Published online by Cambridge University Press: 03 May 2011
The large field of medical writing in Early Modern English is still a fairly uncharted area from a linguistic point of view, and this is what our book sets out to explore. In language-external developments, the era between 1500 and 1700 is remarkable: the world view gradually changed from Ptolemaic to Copernican, new continents were discovered, and people ceased to believe in received knowledge. Scientific and medical writing became more diversified with the new medium of the printing press, and the position of English, which had begun to emerge as a language of science and medicine from the shadow of Latin during the fourteenth and fifteenth centuries, became stronger. Medieval conventions continued in medical writing well beyond the Late Middle English period as early printed books imitated manuscripts, and it took at least half a century or more for a new print culture to break away from the old. Generic developments were dynamic: during the two centuries, the top genres of old scholasticism declined, lost their position as the spearhead of science and were adapted to writings that dealt with established or inherited knowledge. This process created a vacuum at the top. Institutional developments gave an incentive to further changes, and by the time of the Royal Society the written word in the printed form had achieved a leading role in communicating science.
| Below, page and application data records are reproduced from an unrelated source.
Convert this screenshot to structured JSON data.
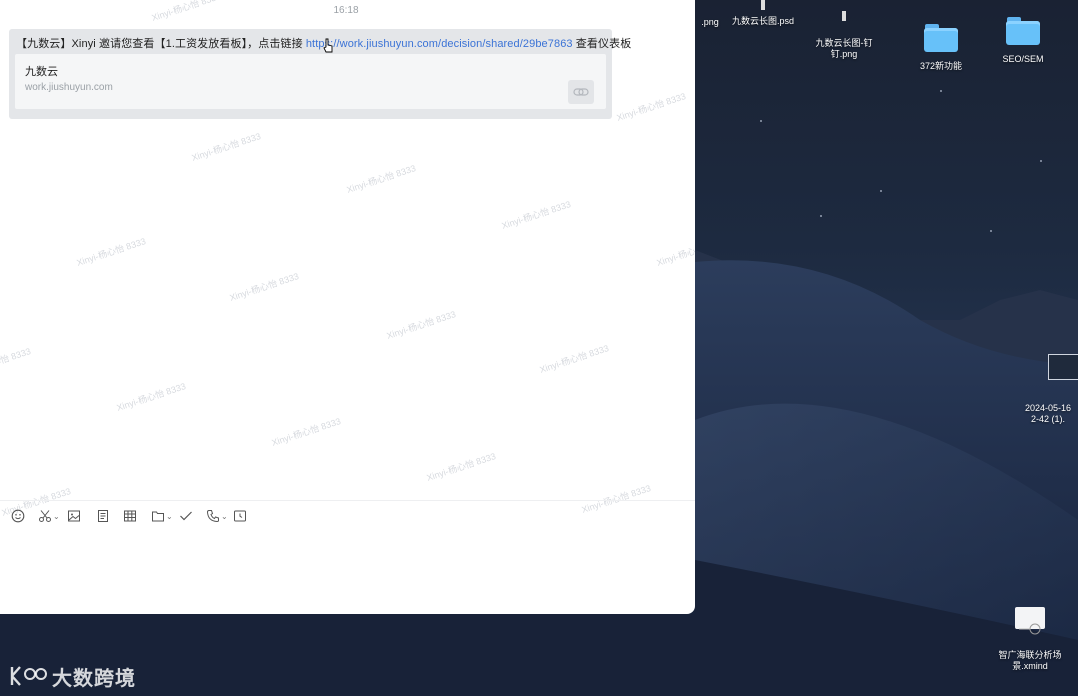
{
  "chat": {
    "timestamp": "16:18",
    "message": {
      "prefix": "【九数云】Xinyi 邀请您查看【1.工资发放看板】，点击链接 ",
      "link": "https://work.jiushuyun.com/decision/shared/29be7863",
      "suffix": " 查看仪表板"
    },
    "preview": {
      "title": "九数云",
      "domain": "work.jiushuyun.com"
    },
    "watermark": "Xinyi-杨心怡 8333",
    "toolbar": {
      "emoji": "emoji-icon",
      "screenshot": "scissors-icon",
      "image": "image-icon",
      "document": "document-icon",
      "table": "table-icon",
      "folder": "folder-icon",
      "task": "checkmark-icon",
      "call": "phone-icon",
      "schedule": "schedule-icon"
    }
  },
  "desktop": {
    "items": [
      {
        "label": ".png"
      },
      {
        "label": "九数云长图.psd"
      },
      {
        "label": "九数云长图-钉\n钉.png"
      },
      {
        "label": "372新功能"
      },
      {
        "label": "SEO/SEM"
      },
      {
        "label": "2024-05-16\n2-42 (1)."
      },
      {
        "label": "智广海联分析场\n景.xmind"
      }
    ]
  },
  "brand": {
    "text": "大数跨境"
  },
  "colors": {
    "link": "#3b73d6",
    "folder": "#67c1f9"
  }
}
Members of the new, close-knit discourse community made a conscious decision to communicate their scientific findings and opinions by writing in the new Philosophical Transactions.